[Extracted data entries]

* * *

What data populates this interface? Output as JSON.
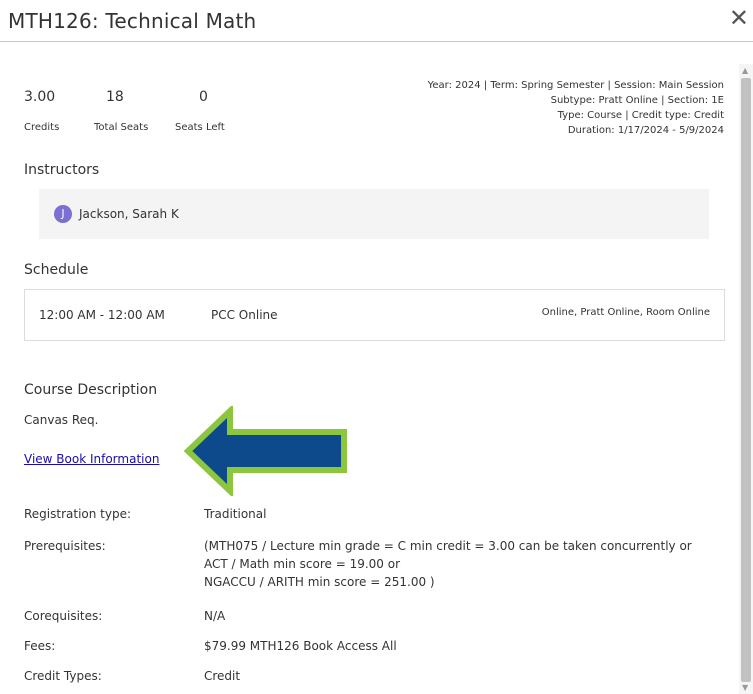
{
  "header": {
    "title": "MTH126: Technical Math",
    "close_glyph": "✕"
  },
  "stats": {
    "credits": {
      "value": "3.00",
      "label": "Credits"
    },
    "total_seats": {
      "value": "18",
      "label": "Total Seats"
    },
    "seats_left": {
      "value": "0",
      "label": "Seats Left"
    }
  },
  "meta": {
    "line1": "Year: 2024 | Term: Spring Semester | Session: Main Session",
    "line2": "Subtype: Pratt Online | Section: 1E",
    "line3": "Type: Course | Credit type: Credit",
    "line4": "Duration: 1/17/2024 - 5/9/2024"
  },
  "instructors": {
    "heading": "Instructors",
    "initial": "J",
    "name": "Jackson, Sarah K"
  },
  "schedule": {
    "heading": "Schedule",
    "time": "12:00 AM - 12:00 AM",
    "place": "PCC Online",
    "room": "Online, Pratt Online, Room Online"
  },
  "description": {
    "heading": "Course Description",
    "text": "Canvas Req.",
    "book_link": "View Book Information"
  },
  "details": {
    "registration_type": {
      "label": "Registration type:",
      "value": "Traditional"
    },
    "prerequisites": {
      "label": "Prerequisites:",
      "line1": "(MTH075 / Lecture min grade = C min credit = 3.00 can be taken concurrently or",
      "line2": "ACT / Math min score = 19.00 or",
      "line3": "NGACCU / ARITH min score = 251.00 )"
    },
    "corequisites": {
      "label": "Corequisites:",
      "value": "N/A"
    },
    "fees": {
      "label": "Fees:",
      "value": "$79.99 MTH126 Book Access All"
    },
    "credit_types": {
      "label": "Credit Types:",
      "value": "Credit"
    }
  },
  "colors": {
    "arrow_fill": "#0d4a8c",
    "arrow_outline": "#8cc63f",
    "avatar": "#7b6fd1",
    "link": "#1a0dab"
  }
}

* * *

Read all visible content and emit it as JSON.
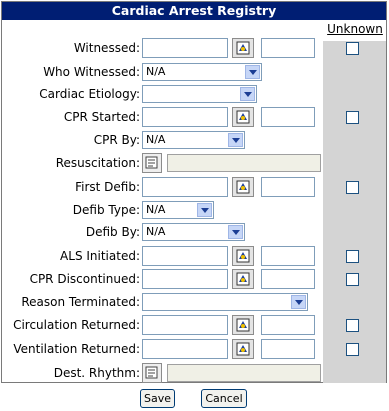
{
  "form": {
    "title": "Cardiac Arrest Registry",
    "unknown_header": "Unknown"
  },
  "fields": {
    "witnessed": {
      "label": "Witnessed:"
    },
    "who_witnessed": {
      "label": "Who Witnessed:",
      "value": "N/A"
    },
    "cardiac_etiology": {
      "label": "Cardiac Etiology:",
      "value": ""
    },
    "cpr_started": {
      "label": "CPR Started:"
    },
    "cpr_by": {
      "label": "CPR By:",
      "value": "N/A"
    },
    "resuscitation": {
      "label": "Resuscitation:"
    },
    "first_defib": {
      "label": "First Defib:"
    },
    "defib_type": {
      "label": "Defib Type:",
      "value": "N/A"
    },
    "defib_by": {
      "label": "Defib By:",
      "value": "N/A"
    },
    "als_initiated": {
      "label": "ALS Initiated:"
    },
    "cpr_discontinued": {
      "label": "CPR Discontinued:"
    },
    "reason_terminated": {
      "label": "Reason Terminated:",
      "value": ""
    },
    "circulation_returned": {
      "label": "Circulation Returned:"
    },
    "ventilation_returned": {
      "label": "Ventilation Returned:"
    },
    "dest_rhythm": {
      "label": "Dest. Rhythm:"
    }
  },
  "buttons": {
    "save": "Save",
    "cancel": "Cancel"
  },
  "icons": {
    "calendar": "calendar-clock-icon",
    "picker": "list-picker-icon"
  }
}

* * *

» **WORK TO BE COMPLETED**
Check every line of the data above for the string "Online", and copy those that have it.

» **SOLUTION FOR THIS TASK**
    "line2": "Subtype: Pratt Online | Section: 1E",
    "place": "PCC Online",
    "room": "Online, Pratt Online, Room Online"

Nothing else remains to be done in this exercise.